Ancient grains, so precious today, are the predecessors of modern varieties that are mainly used for the production of bread and baked goods. They were grown by our ancestors thousands of years ago, before disappearing from the fields for reasons of efficiency. There are many good reasons for the current revival of ancient grains: a 10,000-year-old tradition, their high nutrient content, special taste, exclusivity, naturalness and sustainable production.
We would like to present the six most interesting ancient grain species below.
Einkorn is one of the ancestors of modern bread wheat, which is today used in over 90 % of breads and baked goods worldwide. The first archaeological finds of einkorn date back to around 8,200 B.C. Today, this robust grain is gaining in popularity.
Emmer is one of the oldest grains and fed entire generations in Babylon, ancient Greece and ancient Egypt. Its re-emerging popularity can be attributed to various sensory and ecological benefits.
This 7,000-year-old grain originated in the Middle East and is now very popular in bakeries thanks to its wide range of uses: Rye bread, sweet baked goods, as well as tasty sprouts benefit from its delicately spicy flavour.
Khorasan wheat originated about 6,000 years ago following the spontaneous crossing of wheat varieties, and spread throughout Egypt. Thanks to its excellent gluten properties, it is relatively suitable for baking and gives baked goods a delicious nutty-buttery note.
Common barley reached the height of its popularity around 3,000 B.C. when it was able to supplant the established emmer and einkorn varieties in the fields. Bakers and other food manufacturers have now rediscovered known common barley varieties.

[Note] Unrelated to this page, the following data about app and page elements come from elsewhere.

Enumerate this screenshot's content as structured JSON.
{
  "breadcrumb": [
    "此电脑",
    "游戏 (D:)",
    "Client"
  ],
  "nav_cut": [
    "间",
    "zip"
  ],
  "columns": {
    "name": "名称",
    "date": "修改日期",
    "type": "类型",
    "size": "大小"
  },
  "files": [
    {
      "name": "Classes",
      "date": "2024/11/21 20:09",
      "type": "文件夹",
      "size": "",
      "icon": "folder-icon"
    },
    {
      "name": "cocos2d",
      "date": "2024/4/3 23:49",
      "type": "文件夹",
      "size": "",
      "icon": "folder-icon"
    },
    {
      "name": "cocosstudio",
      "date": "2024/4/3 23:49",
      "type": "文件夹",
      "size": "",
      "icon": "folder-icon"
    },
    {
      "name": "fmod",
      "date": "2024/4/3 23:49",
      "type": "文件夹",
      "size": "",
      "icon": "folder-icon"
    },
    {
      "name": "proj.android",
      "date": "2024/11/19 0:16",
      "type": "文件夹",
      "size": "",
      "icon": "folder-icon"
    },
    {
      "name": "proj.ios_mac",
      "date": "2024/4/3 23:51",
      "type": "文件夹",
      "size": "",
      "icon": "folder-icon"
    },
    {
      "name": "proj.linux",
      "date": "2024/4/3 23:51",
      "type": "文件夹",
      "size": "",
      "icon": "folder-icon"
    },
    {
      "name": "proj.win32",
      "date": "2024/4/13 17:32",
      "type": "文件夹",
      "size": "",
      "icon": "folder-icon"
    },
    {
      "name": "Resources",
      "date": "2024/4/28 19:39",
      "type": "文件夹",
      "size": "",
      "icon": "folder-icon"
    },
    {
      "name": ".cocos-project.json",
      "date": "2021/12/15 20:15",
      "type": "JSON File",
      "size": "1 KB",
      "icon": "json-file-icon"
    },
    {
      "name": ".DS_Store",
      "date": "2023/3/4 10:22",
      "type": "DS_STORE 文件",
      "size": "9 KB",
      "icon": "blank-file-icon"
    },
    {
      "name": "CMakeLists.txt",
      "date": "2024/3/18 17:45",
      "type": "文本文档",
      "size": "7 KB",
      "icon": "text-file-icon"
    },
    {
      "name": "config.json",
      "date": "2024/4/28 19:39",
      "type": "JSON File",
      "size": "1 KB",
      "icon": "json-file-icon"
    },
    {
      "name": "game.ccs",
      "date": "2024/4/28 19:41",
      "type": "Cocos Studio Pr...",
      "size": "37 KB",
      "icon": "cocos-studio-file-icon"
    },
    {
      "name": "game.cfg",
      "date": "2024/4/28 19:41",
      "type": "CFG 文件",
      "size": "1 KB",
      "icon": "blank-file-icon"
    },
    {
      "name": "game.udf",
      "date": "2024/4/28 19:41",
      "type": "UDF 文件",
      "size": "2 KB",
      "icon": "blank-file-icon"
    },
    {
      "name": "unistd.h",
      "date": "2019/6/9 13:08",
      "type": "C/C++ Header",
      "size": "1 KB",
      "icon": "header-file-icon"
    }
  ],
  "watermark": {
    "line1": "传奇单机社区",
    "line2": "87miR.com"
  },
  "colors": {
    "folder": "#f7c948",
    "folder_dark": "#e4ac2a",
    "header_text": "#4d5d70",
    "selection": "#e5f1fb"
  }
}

An ancient variety of today spelt is again being cultivated in Germany, and has been for several years: Bauländer spelt can be found in fields in the "Bauland" in northern Baden. Even the holy Benedictine abbess, Hildegard of Bingen (1098-1179), recognised and described the many benefits of this ancient grain.
Pseudocereals are not bread grains. Pseudocereals such as amaranth, quinoa and buckwheat are actually annual plants of which the seeds can used whole or ground in baked goods.